It would be easy to look around us at a world marked by violent conflict, terrorism, and religious tensions and worry about the future or become discouraged. We must resist this impulse. Our Faith tells us that the truth will ultimately win out. Further, the youth of today hunger for the real, the authentic—they want the fullness of life, not the emptiness they see around them. Every young person faces the same questions: Who am I? Why am I here on this earth? What is my purpose?
Catholics, Protestants, and youths of other faiths (or no faith at all) seek answers to these questions. We must be worthy guides. Rabbi Abraham Heschel, a great thinker and teacher of the 20th century, once said, “For the essence and greatness of man do not lie in his ability to please his ego, to satisfy his needs, but rather to stand above his ego, to ignore his own needs; to sacrifice his own interests for the sake of the holy.”
I saw how true this was with Mother Teresa of Calcutta, with whom I was honored to work. Even though she labored among lepers and the destitute, she was not discouraged or fearful about the future. In fact, she was quite cheerful.
I remember once driving Mother Teresa and Sandy McMurtrie—her close friend—around Mexico and seeing Mother stare out of the van window at the huts in which the poor lived. Her eyes burned with compassion and concern but conveyed no sense of despair. Throughout her life she had witnessed misery and yet she was filled with joy and hope.

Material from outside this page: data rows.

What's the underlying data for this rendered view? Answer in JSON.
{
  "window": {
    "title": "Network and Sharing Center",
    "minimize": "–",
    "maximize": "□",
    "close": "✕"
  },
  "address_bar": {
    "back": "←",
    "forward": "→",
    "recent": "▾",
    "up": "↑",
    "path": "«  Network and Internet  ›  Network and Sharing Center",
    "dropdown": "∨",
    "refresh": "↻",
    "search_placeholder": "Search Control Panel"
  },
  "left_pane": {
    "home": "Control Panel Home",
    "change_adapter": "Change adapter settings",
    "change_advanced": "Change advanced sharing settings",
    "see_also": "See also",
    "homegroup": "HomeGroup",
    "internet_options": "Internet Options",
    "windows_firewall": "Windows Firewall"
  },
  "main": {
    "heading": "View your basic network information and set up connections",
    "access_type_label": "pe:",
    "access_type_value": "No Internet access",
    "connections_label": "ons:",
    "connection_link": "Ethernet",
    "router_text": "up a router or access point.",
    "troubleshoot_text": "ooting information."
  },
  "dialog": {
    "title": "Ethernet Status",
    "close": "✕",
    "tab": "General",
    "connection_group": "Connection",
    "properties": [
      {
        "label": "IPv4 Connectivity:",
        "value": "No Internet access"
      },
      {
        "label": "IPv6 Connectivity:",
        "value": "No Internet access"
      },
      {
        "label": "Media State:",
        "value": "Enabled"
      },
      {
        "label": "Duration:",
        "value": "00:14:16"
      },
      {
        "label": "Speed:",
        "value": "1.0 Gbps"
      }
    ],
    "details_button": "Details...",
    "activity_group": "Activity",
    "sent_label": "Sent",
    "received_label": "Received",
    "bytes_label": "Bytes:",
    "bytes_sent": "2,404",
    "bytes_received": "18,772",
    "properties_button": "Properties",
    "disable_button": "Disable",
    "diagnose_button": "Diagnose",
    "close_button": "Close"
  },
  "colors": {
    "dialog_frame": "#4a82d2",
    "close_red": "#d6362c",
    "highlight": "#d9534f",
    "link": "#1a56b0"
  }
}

She knew, as St. Paul’s letter to the Romans says, that the sufferings of the present are as nothing” compared to the glory to come. She knew, like Paul, that “the world itself will be freed from its slavery to corruption and share in the glorious freedom of the children of God.” Her response to human anguish was simple: She loved. If you were to visit her tomb in Calcutta, you would see the simple inscription of John 15:12: “Love one another as I have loved you.”
It is my belief that this command of Jesus must be at the heart of a liberal arts education. We must help these young men and women emerge as bright, hopeful, helpful people. Without sacrificing academic excellence, we must long for their spiritual development—never coercing but always advancing our proud Catholic heritage. His Holiness Pope Benedict XVI said recently, “When we bring people only knowledge, ability, technical competence and tools, we bring them too little.” He correctly identifies the failing of many institutions of higher learning—including many prominent ones that have strayed from their faith-based origins—to prepare young men and women for the broader purposes of life.
Students graduating from Catholic colleges and universities should be prepared to make a living for themselves and a difference for others. They should burn with a passion for the truth in order to confront and change our culture rather than simply conforming to it. In so doing, they will join the good company of Catholic graduates who have made great contributions as inventors, doctors, writers, and teachers—and better still, as fathers and mothers, priests and religious.
St. Thomas More, on the night before he went home to God from the Tower of London, took a piece of coal in his hand and wrote to his beloved daughter Margaret these tender words: “Fare. well, my dear child and pray for me, and I shall for you and all your friends that we may merrily meet in heaven.”
May we all merrily meet in heaven one day. Until such time, may we follow the advice of Boniface Wimmer, Benedictine monk and founder of St. Vincent College, and “move forward, always forward, everywhere forward.”